1.6 Committee D19, through a Main Committee ballot, may approve publication of a “Preliminary” Standard Method for a period not to exceed 5 years. Preliminary Standards must contain a minimum of a single-operator precision-and-bias statement and a Quality Control section based on the single operator data. Publication of a Preliminary Standard is conditional on the approval of a full collaborative study design for the standard. Precision-and-bias statements authorized by this paragraph shall include the date of approval by Committee D19.
1.7 Per Section A21.2.3 of the ASTM Form and Style Manual the committee may delay an interlaboratory study for a new method and include a temporary statement in the Precision and Bias Section that addresses only single operator precision (“repeatability”). This statement is valid for five years from the initial publication date. In this case, a single laboratory study shall be conducted in accordance with .
1.8 In Section , this practice shows exemplary precision-and-bias-statement formats for: (1) test methods yielding a numerical measure, (2) test methods yielding a non-numerical report of success or failure based on criteria specified in the procedure, and (3) test methods specifying that procedures in another ASTM test method are to be used with only insignificant modifications.
1.9 All studies, even those exempt from some requirements under previous sections, shall receive approval from the Results Advisor before being conducted (see Section ) and after completion (see Section ).
1.10 This practice satisfies the QC requirements of Practice .
1.11 It is the intent of this practice that task groups make every effort to retain all the data from their collaborative studies. Values should not be eliminated unless solid evidence exists for their exclusion. The Results Advisor should work closely with the task groups to effect this goal.
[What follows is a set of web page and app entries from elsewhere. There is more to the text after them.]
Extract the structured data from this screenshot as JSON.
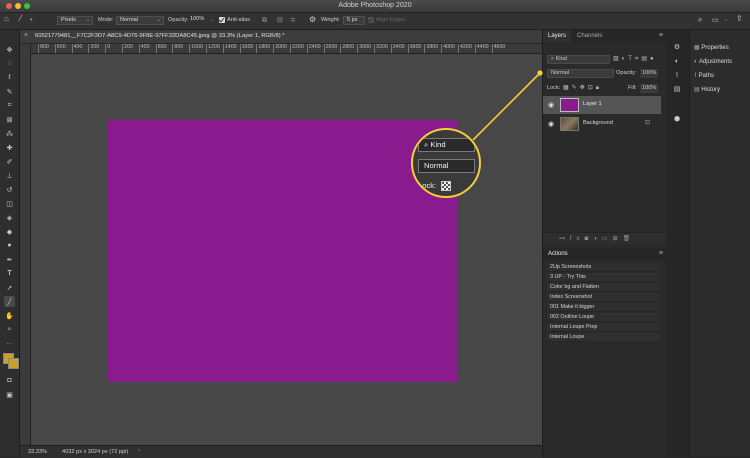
{
  "window": {
    "title": "Adobe Photoshop 2020"
  },
  "options_bar": {
    "units": "Pixels",
    "mode_label": "Mode:",
    "mode_value": "Normal",
    "opacity_label": "Opacity:",
    "opacity_value": "100%",
    "antialias_label": "Anti-alias",
    "weight_label": "Weight:",
    "weight_value": "5 px",
    "align_edges_label": "Align Edges"
  },
  "document": {
    "tab_title": "60521779481__F7C2F3D7-A8C9-4D76-9F8E-97FF32DA8C45.jpeg @ 33.3% (Layer 1, RGB/8) *",
    "canvas_color": "#8a1b8f",
    "ruler_ticks": [
      "800",
      "600",
      "400",
      "200",
      "0",
      "200",
      "400",
      "600",
      "800",
      "1000",
      "1200",
      "1400",
      "1600",
      "1800",
      "2000",
      "2200",
      "2400",
      "2600",
      "2800",
      "3000",
      "3200",
      "3400",
      "3600",
      "3800",
      "4000",
      "4200",
      "4400",
      "4600"
    ]
  },
  "status": {
    "zoom": "33.33%",
    "info": "4032 px x 3024 px (72 ppi)"
  },
  "layers_panel": {
    "tabs": [
      "Layers",
      "Channels"
    ],
    "filter_kind": "Kind",
    "blend_mode": "Normal",
    "opacity_label": "Opacity:",
    "opacity_value": "100%",
    "lock_label": "Lock:",
    "fill_label": "Fill:",
    "fill_value": "100%",
    "layers": [
      {
        "name": "Layer 1",
        "selected": true
      },
      {
        "name": "Background",
        "locked": true
      }
    ]
  },
  "actions_panel": {
    "title": "Actions",
    "items": [
      "2Up Screenshots",
      "3 UP - Try This",
      "Color bg and Flatten",
      "Index Screenshot",
      "001 Make it bigger",
      "002 Outline Loupe",
      "Internal Loupe Prep",
      "Internal Loupe"
    ]
  },
  "right_panel": {
    "items": [
      "Properties",
      "Adjustments",
      "Paths",
      "History"
    ]
  },
  "callout": {
    "color": "#f3cf3a",
    "kind_label": "Kind",
    "blend_label": "Normal",
    "lock_label": "Lock:"
  }
}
1.12 This international standard was developed in accordance with internationally recognized principles on standardization established in the Decision on Principles for the Development of International Standards, Guides and Recommendations issued by the World Trade Organization Technical Barriers to Trade (TBT) Committee.